Strings/Strips – Cut random size strips from your fabric, measuring from 1.5″ to 2.25″.

Block Assembly

1. Take your background square and cut a 45 degree angle (diagonal) from the square, using either the 45 degree line on your cutting mat or your quilting ruler. Each block should have the diagonal cut in a slightly different location, cutting more off some blocks and less off other blocks.

This is what your block should now look like:

2. Layout your stripes for your block. Don’t trim these yet, just get an idea of what colors you want to use for your block.

3. Right sides together, sew your first strip to the 45 degree diagonal of your background fabric.

Press your seams.

4. Using your quilting ruler, trim the ends of your strip.

5. Repeat with your remaining strips.

6. Square your block. As I said in the cutting directions, I squared my blocks to 8.25″ x 8.25″.

You’re done! Layout your blocks as below by alternating the direction of the string sections.

Butterfly Strands

July 19, 2012   27 Comments

Parisville

Parisville

Hooray, I’ve finished my Parisville quilt! This quilt was made using a fat quarter stack of Tula Pink’s Parisville fabric.

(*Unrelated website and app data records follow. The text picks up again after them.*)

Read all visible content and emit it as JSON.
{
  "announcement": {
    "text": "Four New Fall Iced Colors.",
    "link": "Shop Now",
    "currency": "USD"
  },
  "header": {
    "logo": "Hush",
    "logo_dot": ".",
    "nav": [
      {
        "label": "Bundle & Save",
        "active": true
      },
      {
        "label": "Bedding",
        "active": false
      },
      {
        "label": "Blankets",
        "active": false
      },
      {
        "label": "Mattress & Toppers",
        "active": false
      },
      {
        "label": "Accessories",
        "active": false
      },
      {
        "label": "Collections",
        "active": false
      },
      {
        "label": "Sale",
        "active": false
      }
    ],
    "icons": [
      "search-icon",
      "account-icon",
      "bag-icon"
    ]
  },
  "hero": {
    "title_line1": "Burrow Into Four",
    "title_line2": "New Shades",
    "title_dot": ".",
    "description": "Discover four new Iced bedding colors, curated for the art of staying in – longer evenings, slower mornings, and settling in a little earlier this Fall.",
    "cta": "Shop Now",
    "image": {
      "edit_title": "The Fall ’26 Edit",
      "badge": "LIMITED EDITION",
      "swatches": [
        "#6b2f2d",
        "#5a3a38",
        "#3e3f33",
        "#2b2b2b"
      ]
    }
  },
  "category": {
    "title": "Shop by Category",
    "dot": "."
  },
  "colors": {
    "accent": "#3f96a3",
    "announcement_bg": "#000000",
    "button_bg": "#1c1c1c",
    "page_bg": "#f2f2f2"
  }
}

Parisville Detail

This fabric is a work of art, with hidden images in the prints. Just beautiful!

Parisville Bench

These blocks were not hard to make at all. I cut out 8.5″ squares from the fabric and then I cut those diagonally into large HSTs. Then I cut strips of Kona Snow, 1″ x 13″. I sewed those down the long side of the HST and then placed another HST on the other side of the Kona Snow stripe. Square up to 8.5″ and you get a square with a white strip diagonal down the center. If you are not totally accurate with your 1/4″ seams, that’s ok (just be consistently not accurate so it all lines up in the end. ;)). Simply cut your squares at 9″ instead and then square them up to 8.5″ when you are done.

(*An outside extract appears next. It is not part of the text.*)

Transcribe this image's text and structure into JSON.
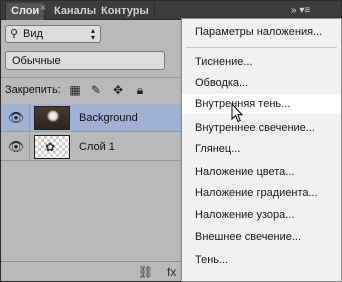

Parisville Drape

For the back I used Kona Cerise and a Kona tan color that I’m not entirely sure of the name right now. I added a simple strip of Parisville fabrics to the back.

Parisville Back

The quilting is free motion stippling. The binding carries over the same color as the diagonals, I feel like that really ties the design together. The final quilt measures 56″ x 64″ and will probably be listed in my shop shortly. If I can let it go. :)

Parisville Back Detail

September 29, 2011   37 Comments

Catching Up

TATB Sept Bee Block

I feel like things are settling down here from summer and I’m going back to a bit of a routine. That is a nice feeling. Yesterday I made my Twice Around the Block September bee block for Jen. She asked for Drunk Love blocks (ala Denyse Schmidt) and sent a collection of Anna Maria Horner fabrics. So fun!

I am also pulling out some UFOs and getting to work. First up is my Parisville quilt. (Excuse the bad camera phone photo.)

Parisville Progress

I really can’t believe I’ve had this one sitting around for months. Yesterday I finished all the blocks for the top and hopefully today or tomorrow I will have a chance to start sewing them together.

September 21, 2011   14 Comments